The victory over the Czechs bore no resemblance to Canada’s 9-1 thrashing of Russia’s Evgeny Arkhipov earlier on Monday. Snítil’s team, 1-3 entering the game, controlled the early ends and never gave the Canadians a sniff at building a multiple-point end.
“For sure, you have to pull some games out,” said Koe. “We weren’t struggling as bad (as a day earlier in a loss to Japan); the sheet was a lot better than yesterday, but no excuses. The Czechs were playing really well and making some big shots. I was proud of the guys; we really stayed in there, tried to stay positive and keep it close.”
The momentum started to shift after the fifth-end break. Canada scored a deuce in six to cut the Czech lead to 6-5, followed by a blank in the seventh, and a wonderful hit-and-roll from Koe in the eighth that led to a game-tying steal.
The Canadians then followed up with arguably their finest end of the 2014 World men’s, making eight perfect shots in the ninth to be sitting four — guaranteed of a steal and forcing Snítil to attempt a wide outturn draw to bite the outside of the four-foot to cut the damage to one Canadian point. But the Czech rock caught debris just outside of the house and ground to an instant halt, giving the Canadians a steal of four and prompting handshakes.
“That is a relief,” said Thiessen. “We were stealing one for sure there, so we were kind of getting control of the game back, but it would have been a battle coming home, for sure. You obviously don’t want to win like that, but any other country in the world would take a win against us like that, so we’ll take a win against somebody else.
“You’re never going to win nine or 10 games in a round robin by just boat-racing teams, right? Definitely, to grind one out and still find a way to win is good for us. It keeps your confidence up, and hopefully we can keep it rolling. It’s a race to nine wins — once you’re there, you’re in the playoffs.”
Even as the Czechs built their lead through five ends, Koe said his team never lost its ability to keep its collective head in the game.

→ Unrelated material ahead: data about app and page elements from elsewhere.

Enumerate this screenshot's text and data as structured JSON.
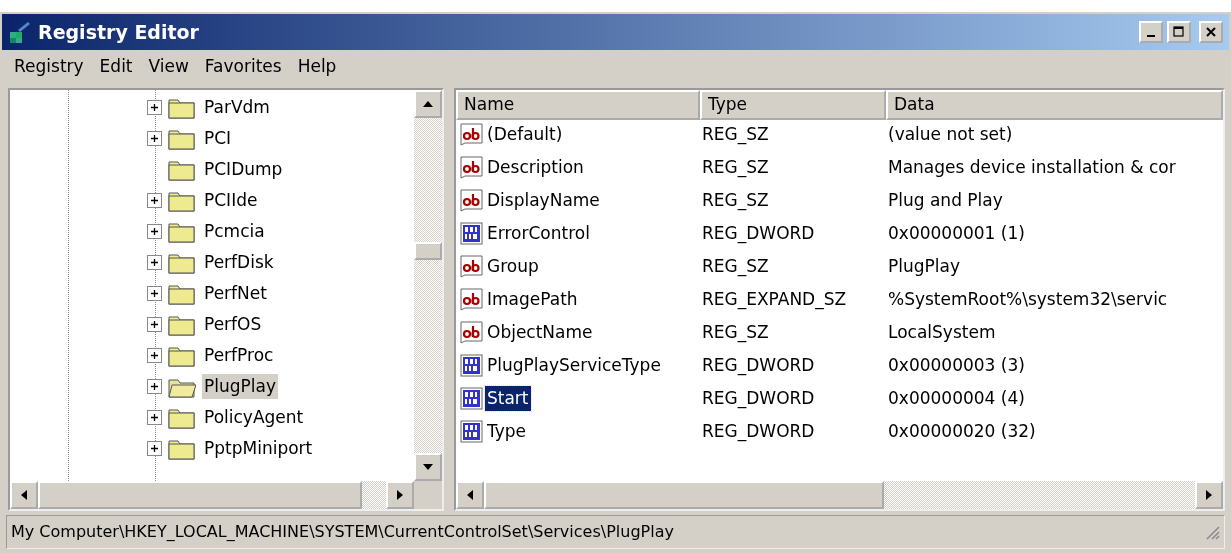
{
  "window": {
    "title": "Registry Editor"
  },
  "menu": [
    "Registry",
    "Edit",
    "View",
    "Favorites",
    "Help"
  ],
  "tree": [
    {
      "label": "ParVdm",
      "expandable": true,
      "selected": false
    },
    {
      "label": "PCI",
      "expandable": true,
      "selected": false
    },
    {
      "label": "PCIDump",
      "expandable": false,
      "selected": false
    },
    {
      "label": "PCIIde",
      "expandable": true,
      "selected": false
    },
    {
      "label": "Pcmcia",
      "expandable": true,
      "selected": false
    },
    {
      "label": "PerfDisk",
      "expandable": true,
      "selected": false
    },
    {
      "label": "PerfNet",
      "expandable": true,
      "selected": false
    },
    {
      "label": "PerfOS",
      "expandable": true,
      "selected": false
    },
    {
      "label": "PerfProc",
      "expandable": true,
      "selected": false
    },
    {
      "label": "PlugPlay",
      "expandable": true,
      "selected": true
    },
    {
      "label": "PolicyAgent",
      "expandable": true,
      "selected": false
    },
    {
      "label": "PptpMiniport",
      "expandable": true,
      "selected": false
    }
  ],
  "table": {
    "columns": [
      "Name",
      "Type",
      "Data"
    ],
    "rows": [
      {
        "kind": "string",
        "name": "(Default)",
        "type": "REG_SZ",
        "data": "(value not set)",
        "selected": false
      },
      {
        "kind": "string",
        "name": "Description",
        "type": "REG_SZ",
        "data": "Manages device installation & cor",
        "selected": false
      },
      {
        "kind": "string",
        "name": "DisplayName",
        "type": "REG_SZ",
        "data": "Plug and Play",
        "selected": false
      },
      {
        "kind": "binary",
        "name": "ErrorControl",
        "type": "REG_DWORD",
        "data": "0x00000001 (1)",
        "selected": false
      },
      {
        "kind": "string",
        "name": "Group",
        "type": "REG_SZ",
        "data": "PlugPlay",
        "selected": false
      },
      {
        "kind": "string",
        "name": "ImagePath",
        "type": "REG_EXPAND_SZ",
        "data": "%SystemRoot%\\system32\\servic",
        "selected": false
      },
      {
        "kind": "string",
        "name": "ObjectName",
        "type": "REG_SZ",
        "data": "LocalSystem",
        "selected": false
      },
      {
        "kind": "binary",
        "name": "PlugPlayServiceType",
        "type": "REG_DWORD",
        "data": "0x00000003 (3)",
        "selected": false
      },
      {
        "kind": "binary",
        "name": "Start",
        "type": "REG_DWORD",
        "data": "0x00000004 (4)",
        "selected": true
      },
      {
        "kind": "binary",
        "name": "Type",
        "type": "REG_DWORD",
        "data": "0x00000020 (32)",
        "selected": false
      }
    ]
  },
  "status_bar": "My Computer\\HKEY_LOCAL_MACHINE\\SYSTEM\\CurrentControlSet\\Services\\PlugPlay"
}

“We’ve talked with our coaches about it off the ice — if we’re going to lose, let’s at least keep battling and stay positive,” he said. “We did that very well in that game. It’s easy to get frustrated after the first few ends, but we hung in there and I’m really proud of the guys for battling that hard.”
The Canadians have the early draw off on Tuesday, and will be on the ice at 2 a.m. (all times Eastern) against Pete Fenson of the United States (2-3), followed by the 7 a.m. showdown against Norway.

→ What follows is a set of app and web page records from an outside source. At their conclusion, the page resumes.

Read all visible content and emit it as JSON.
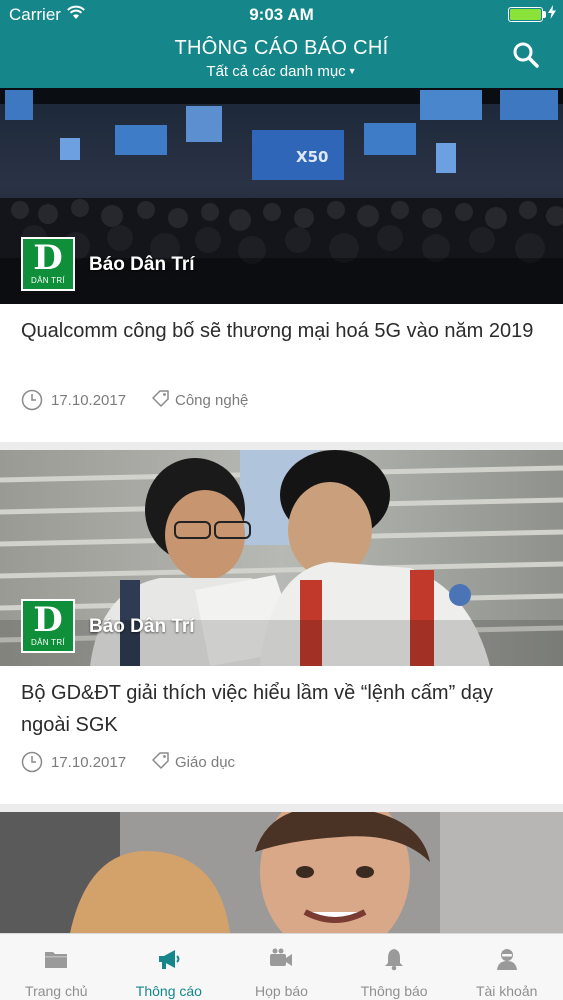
{
  "status_bar": {
    "carrier": "Carrier",
    "time": "9:03 AM",
    "battery_level": 1.0
  },
  "header": {
    "title": "THÔNG CÁO BÁO CHÍ",
    "subtitle": "Tất cả các danh mục",
    "accent_color": "#15878a",
    "search_icon": "search-icon"
  },
  "articles": [
    {
      "source_logo_big": "D",
      "source_logo_small": "DÂN TRÍ",
      "source": "Báo Dân Trí",
      "title": "Qualcomm công bố sẽ thương mại hoá 5G vào năm 2019",
      "date": "17.10.2017",
      "category": "Công nghệ",
      "image_screen_text": "X50"
    },
    {
      "source_logo_big": "D",
      "source_logo_small": "DÂN TRÍ",
      "source": "Báo Dân Trí",
      "title": "Bộ GD&ĐT giải thích việc hiểu lầm về “lệnh cấm” dạy ngoài SGK",
      "date": "17.10.2017",
      "category": "Giáo dục"
    }
  ],
  "tabs": [
    {
      "label": "Trang chủ",
      "icon": "folder-icon",
      "active": false
    },
    {
      "label": "Thông cáo",
      "icon": "megaphone-icon",
      "active": true
    },
    {
      "label": "Họp báo",
      "icon": "video-camera-icon",
      "active": false
    },
    {
      "label": "Thông báo",
      "icon": "bell-icon",
      "active": false
    },
    {
      "label": "Tài khoản",
      "icon": "user-icon",
      "active": false
    }
  ]
}
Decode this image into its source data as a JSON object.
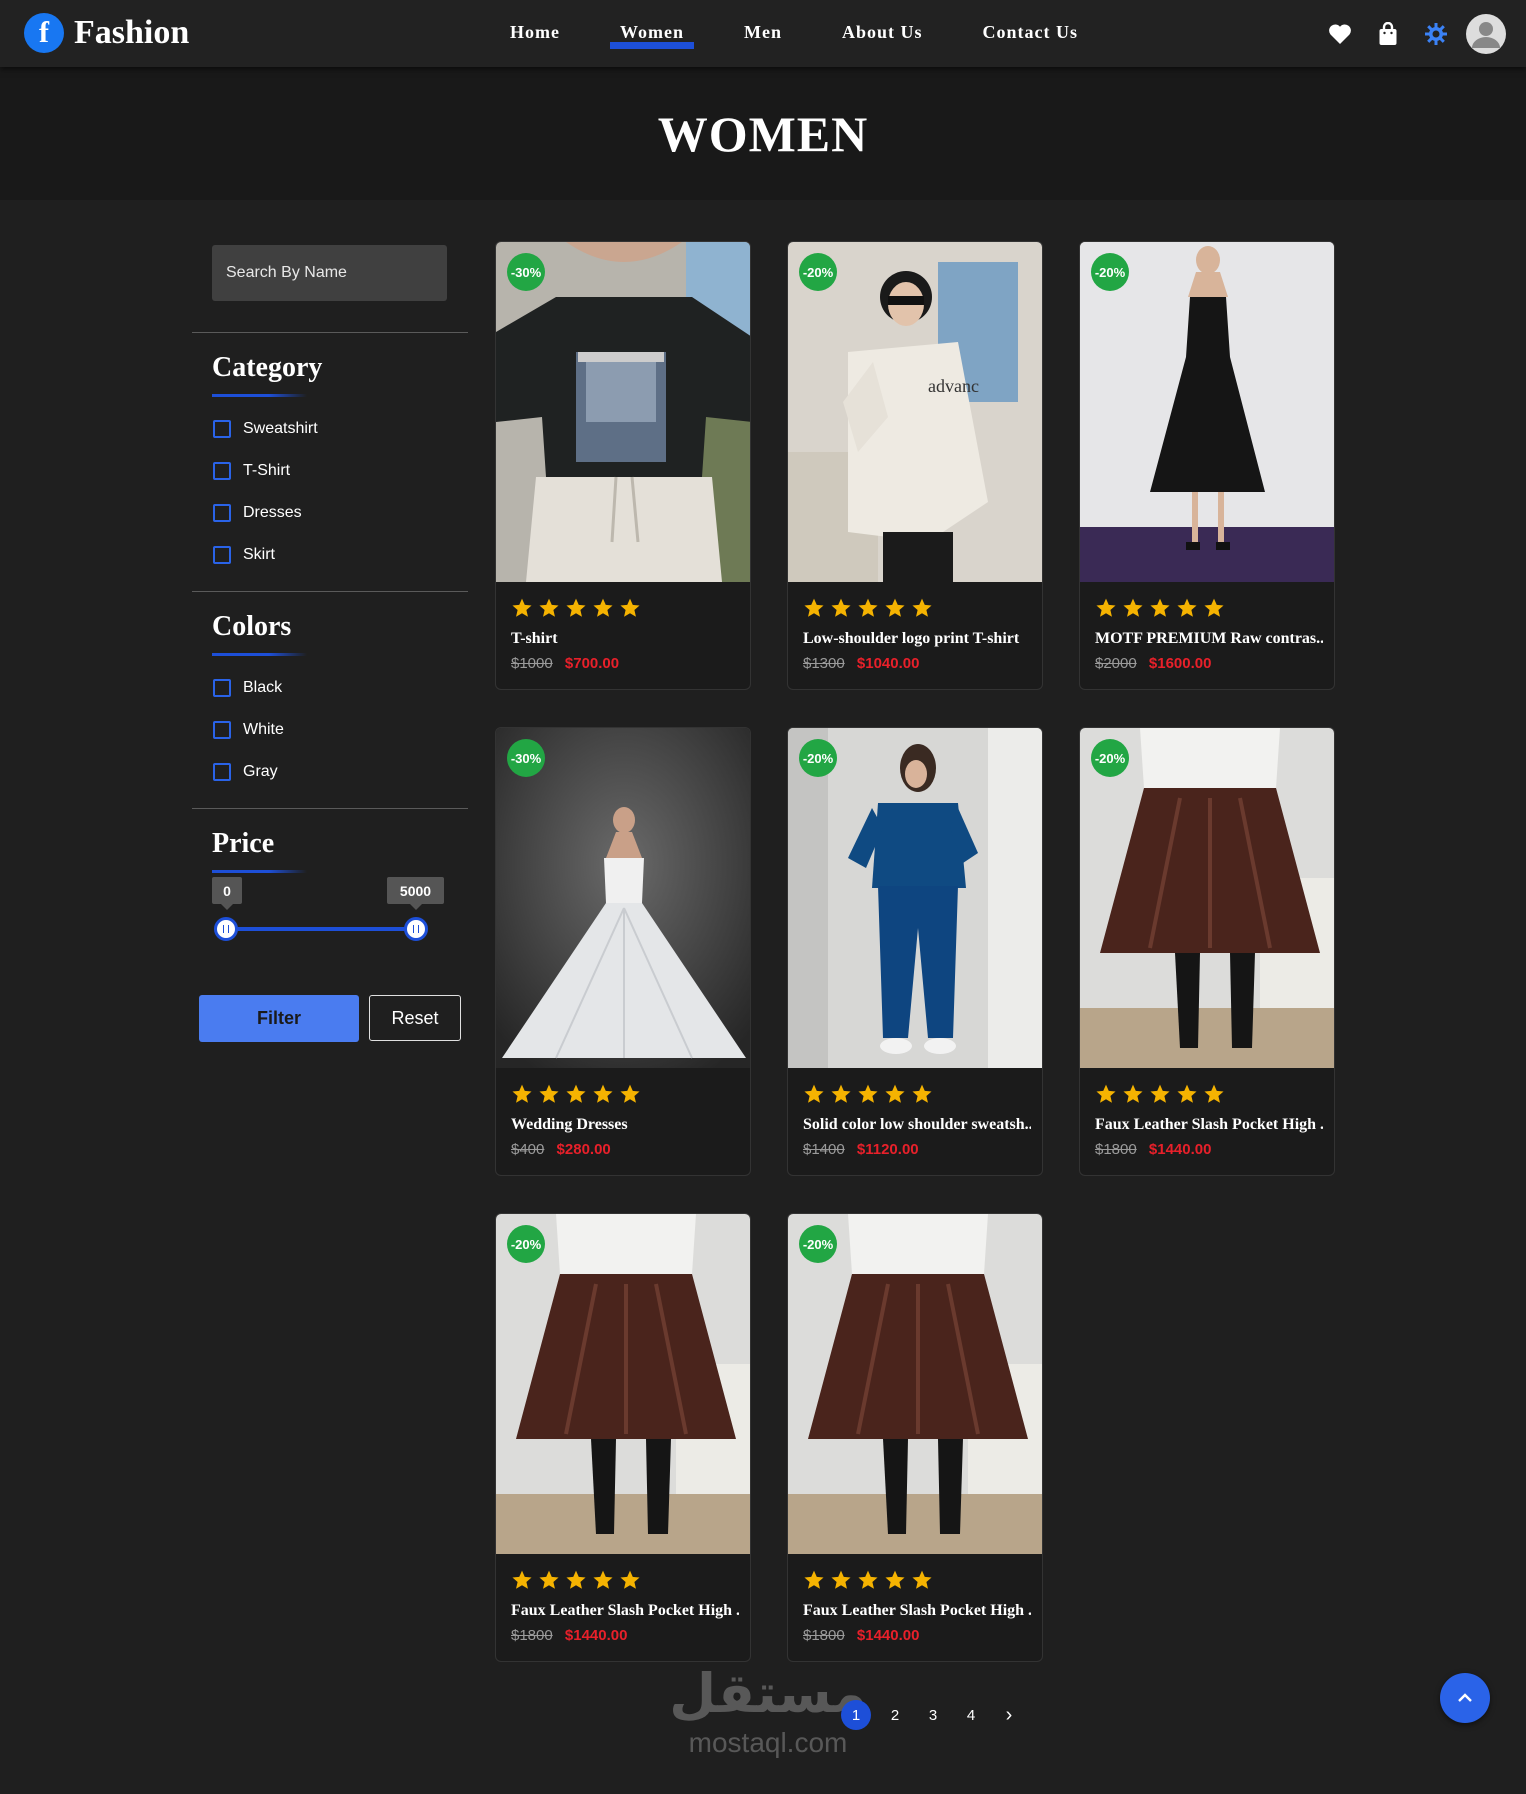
{
  "brand": {
    "logo_letter": "f",
    "name": "Fashion"
  },
  "nav": {
    "items": [
      "Home",
      "Women",
      "Men",
      "About Us",
      "Contact Us"
    ],
    "active": "Women",
    "icons": [
      "heart-icon",
      "shopping-bag-icon",
      "theme-gear-icon",
      "user-avatar"
    ]
  },
  "hero": {
    "title": "WOMEN"
  },
  "search": {
    "placeholder": "Search By Name",
    "value": ""
  },
  "filters": {
    "category": {
      "title": "Category",
      "options": [
        "Sweatshirt",
        "T-Shirt",
        "Dresses",
        "Skirt"
      ]
    },
    "colors": {
      "title": "Colors",
      "options": [
        "Black",
        "White",
        "Gray"
      ]
    },
    "price": {
      "title": "Price",
      "min_label": "0",
      "max_label": "5000",
      "min": 0,
      "max": 5000,
      "value_low": 0,
      "value_high": 5000
    },
    "filter_label": "Filter",
    "reset_label": "Reset"
  },
  "products": [
    {
      "name": "T-shirt",
      "discount": "-30%",
      "old_price": "$1000",
      "new_price": "$700.00",
      "rating": 5
    },
    {
      "name": "Low-shoulder logo print T-shirt",
      "discount": "-20%",
      "old_price": "$1300",
      "new_price": "$1040.00",
      "rating": 5
    },
    {
      "name": "MOTF PREMIUM Raw contras...",
      "discount": "-20%",
      "old_price": "$2000",
      "new_price": "$1600.00",
      "rating": 5
    },
    {
      "name": "Wedding Dresses",
      "discount": "-30%",
      "old_price": "$400",
      "new_price": "$280.00",
      "rating": 5
    },
    {
      "name": "Solid color low shoulder sweatsh...",
      "discount": "-20%",
      "old_price": "$1400",
      "new_price": "$1120.00",
      "rating": 5
    },
    {
      "name": "Faux Leather Slash Pocket High ...",
      "discount": "-20%",
      "old_price": "$1800",
      "new_price": "$1440.00",
      "rating": 5
    },
    {
      "name": "Faux Leather Slash Pocket High ...",
      "discount": "-20%",
      "old_price": "$1800",
      "new_price": "$1440.00",
      "rating": 5
    },
    {
      "name": "Faux Leather Slash Pocket High ...",
      "discount": "-20%",
      "old_price": "$1800",
      "new_price": "$1440.00",
      "rating": 5
    }
  ],
  "pagination": {
    "pages": [
      "1",
      "2",
      "3",
      "4"
    ],
    "current": "1",
    "next": "›"
  },
  "watermark": {
    "arabic": "مستقل",
    "latin": "mostaql.com"
  },
  "colors": {
    "accent": "#1d4fd8",
    "button": "#4a7cf0",
    "badge": "#22a644",
    "price": "#e8202a",
    "star": "#f5b301"
  }
}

The Norwegians improved to 5-0 by beating China’s Rui Liu 5-3, dropping the Chinese to 2-3.
“It was fun. The boys are playing well so I can’t really complain right now, we are really enjoying ourselves,” said the always cheerful Ulsrud. “We have practised so hard this season with it being Olympic season. I wish it was (during the Olympics) but I’ll take it now. We definitely have a point to prove here, for ourselves and for the guys who support us back home, so fingers crossed throughout the week.”
In other games Monday night, Denmark’s Rasmus Stjerne (2-3) shaded Scotland’s Ewan MacDonald (1-4) 7-6, and Switzerland’s Peter de Cruz (3-2) defeated Japan’s Yusuke Morozumi (3-2) 8-3.

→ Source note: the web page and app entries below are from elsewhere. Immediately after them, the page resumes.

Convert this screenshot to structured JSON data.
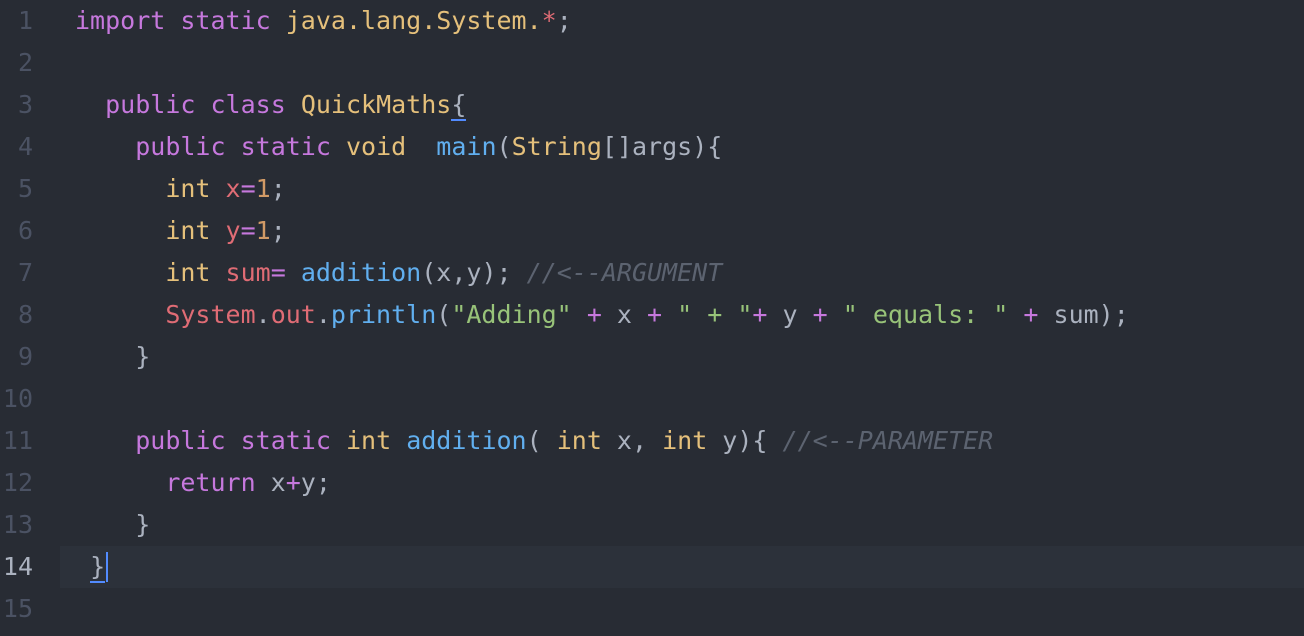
{
  "editor": {
    "language": "java",
    "active_line": 14,
    "colors": {
      "background": "#282c34",
      "active_line_background": "#2c313a",
      "line_number": "#4b5263",
      "keyword": "#c678dd",
      "type": "#e5c07b",
      "function": "#61afef",
      "string": "#98c379",
      "number": "#d19a66",
      "variable": "#e06c75",
      "comment": "#5c6370",
      "plain": "#abb2bf",
      "bracket_match": "#528bff"
    },
    "line_numbers": [
      "1",
      "2",
      "3",
      "4",
      "5",
      "6",
      "7",
      "8",
      "9",
      "10",
      "11",
      "12",
      "13",
      "14",
      "15"
    ],
    "lines": [
      {
        "indent": "",
        "tokens": [
          {
            "t": "import",
            "c": "keyword"
          },
          {
            "t": " ",
            "c": "plain"
          },
          {
            "t": "static",
            "c": "keyword"
          },
          {
            "t": " ",
            "c": "plain"
          },
          {
            "t": "java.lang.System.",
            "c": "type"
          },
          {
            "t": "*",
            "c": "variable"
          },
          {
            "t": ";",
            "c": "plain"
          }
        ]
      },
      {
        "indent": "",
        "tokens": []
      },
      {
        "indent": "  ",
        "tokens": [
          {
            "t": "public",
            "c": "keyword"
          },
          {
            "t": " ",
            "c": "plain"
          },
          {
            "t": "class",
            "c": "keyword"
          },
          {
            "t": " ",
            "c": "plain"
          },
          {
            "t": "QuickMaths",
            "c": "class"
          },
          {
            "t": "{",
            "c": "plain",
            "match": true
          }
        ]
      },
      {
        "indent": "    ",
        "tokens": [
          {
            "t": "public",
            "c": "keyword"
          },
          {
            "t": " ",
            "c": "plain"
          },
          {
            "t": "static",
            "c": "keyword"
          },
          {
            "t": " ",
            "c": "plain"
          },
          {
            "t": "void",
            "c": "type"
          },
          {
            "t": "  ",
            "c": "plain"
          },
          {
            "t": "main",
            "c": "function"
          },
          {
            "t": "(",
            "c": "plain"
          },
          {
            "t": "String",
            "c": "type"
          },
          {
            "t": "[]args){",
            "c": "plain"
          }
        ]
      },
      {
        "indent": "      ",
        "tokens": [
          {
            "t": "int",
            "c": "type"
          },
          {
            "t": " ",
            "c": "plain"
          },
          {
            "t": "x",
            "c": "variable"
          },
          {
            "t": "=",
            "c": "operator"
          },
          {
            "t": "1",
            "c": "number"
          },
          {
            "t": ";",
            "c": "plain"
          }
        ]
      },
      {
        "indent": "      ",
        "tokens": [
          {
            "t": "int",
            "c": "type"
          },
          {
            "t": " ",
            "c": "plain"
          },
          {
            "t": "y",
            "c": "variable"
          },
          {
            "t": "=",
            "c": "operator"
          },
          {
            "t": "1",
            "c": "number"
          },
          {
            "t": ";",
            "c": "plain"
          }
        ]
      },
      {
        "indent": "      ",
        "tokens": [
          {
            "t": "int",
            "c": "type"
          },
          {
            "t": " ",
            "c": "plain"
          },
          {
            "t": "sum",
            "c": "variable"
          },
          {
            "t": "=",
            "c": "operator"
          },
          {
            "t": " ",
            "c": "plain"
          },
          {
            "t": "addition",
            "c": "function"
          },
          {
            "t": "(x,y); ",
            "c": "plain"
          },
          {
            "t": "//<--ARGUMENT",
            "c": "comment"
          }
        ]
      },
      {
        "indent": "      ",
        "tokens": [
          {
            "t": "System",
            "c": "variable"
          },
          {
            "t": ".",
            "c": "plain"
          },
          {
            "t": "out",
            "c": "variable"
          },
          {
            "t": ".",
            "c": "plain"
          },
          {
            "t": "println",
            "c": "function"
          },
          {
            "t": "(",
            "c": "plain"
          },
          {
            "t": "\"Adding\"",
            "c": "string"
          },
          {
            "t": " ",
            "c": "plain"
          },
          {
            "t": "+",
            "c": "operator"
          },
          {
            "t": " x ",
            "c": "plain"
          },
          {
            "t": "+",
            "c": "operator"
          },
          {
            "t": " ",
            "c": "plain"
          },
          {
            "t": "\" + \"",
            "c": "string"
          },
          {
            "t": "+",
            "c": "operator"
          },
          {
            "t": " y ",
            "c": "plain"
          },
          {
            "t": "+",
            "c": "operator"
          },
          {
            "t": " ",
            "c": "plain"
          },
          {
            "t": "\" equals: \"",
            "c": "string"
          },
          {
            "t": " ",
            "c": "plain"
          },
          {
            "t": "+",
            "c": "operator"
          },
          {
            "t": " sum);",
            "c": "plain"
          }
        ]
      },
      {
        "indent": "    ",
        "tokens": [
          {
            "t": "}",
            "c": "plain"
          }
        ]
      },
      {
        "indent": "",
        "tokens": []
      },
      {
        "indent": "    ",
        "tokens": [
          {
            "t": "public",
            "c": "keyword"
          },
          {
            "t": " ",
            "c": "plain"
          },
          {
            "t": "static",
            "c": "keyword"
          },
          {
            "t": " ",
            "c": "plain"
          },
          {
            "t": "int",
            "c": "type"
          },
          {
            "t": " ",
            "c": "plain"
          },
          {
            "t": "addition",
            "c": "function"
          },
          {
            "t": "( ",
            "c": "plain"
          },
          {
            "t": "int",
            "c": "type"
          },
          {
            "t": " x, ",
            "c": "plain"
          },
          {
            "t": "int",
            "c": "type"
          },
          {
            "t": " y){ ",
            "c": "plain"
          },
          {
            "t": "//<--PARAMETER",
            "c": "comment"
          }
        ]
      },
      {
        "indent": "      ",
        "tokens": [
          {
            "t": "return",
            "c": "keyword"
          },
          {
            "t": " x",
            "c": "plain"
          },
          {
            "t": "+",
            "c": "operator"
          },
          {
            "t": "y;",
            "c": "plain"
          }
        ]
      },
      {
        "indent": "    ",
        "tokens": [
          {
            "t": "}",
            "c": "plain"
          }
        ]
      },
      {
        "indent": " ",
        "tokens": [
          {
            "t": "}",
            "c": "plain",
            "match": true
          }
        ]
      },
      {
        "indent": "",
        "tokens": []
      }
    ]
  }
}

Germany’s Johnny Jahr (3-2), Sweden’s Oskar Eriksson (3-2), the U.S. and Russia’s Evgeny Arkhipov (1-4) all had byes in Monday night’s draw.
March 30 — vs. Russia (Evgeny Arkhipov), 9 p.m.
March 31 — vs. Czech Republic (Jirí Snítil), 7 a.m. (live, TSN/RDS2)
April 1 — vs. U.S.A. (Pete Fenson), 2 a.m.
April 1 — vs. Norway (Thomas Ulsrud), 7 a.m. (live, TSN/RDS2)
April 1 — vs. Switzerland (Peter de Cruz), 9 p.m.
April 2 — vs. Sweden (Oskar Eriksson), 7 a.m. (live, TSN/RDS2)
April 3 — vs. Germany (Johnny Jahr), 9 p.m.
April 3 — vs. Scotland (Ewan MacDonald), 2 a.m. (live TSN/ tape delay, 7 a.m. RDS2)
For live scoring, standings and team lineups from the 2014 World Men’s Curling Championship, go to: wmcc2014.curlingevents.com/
The French version of this story will be posted as soon as possible at www.curling.ca/fr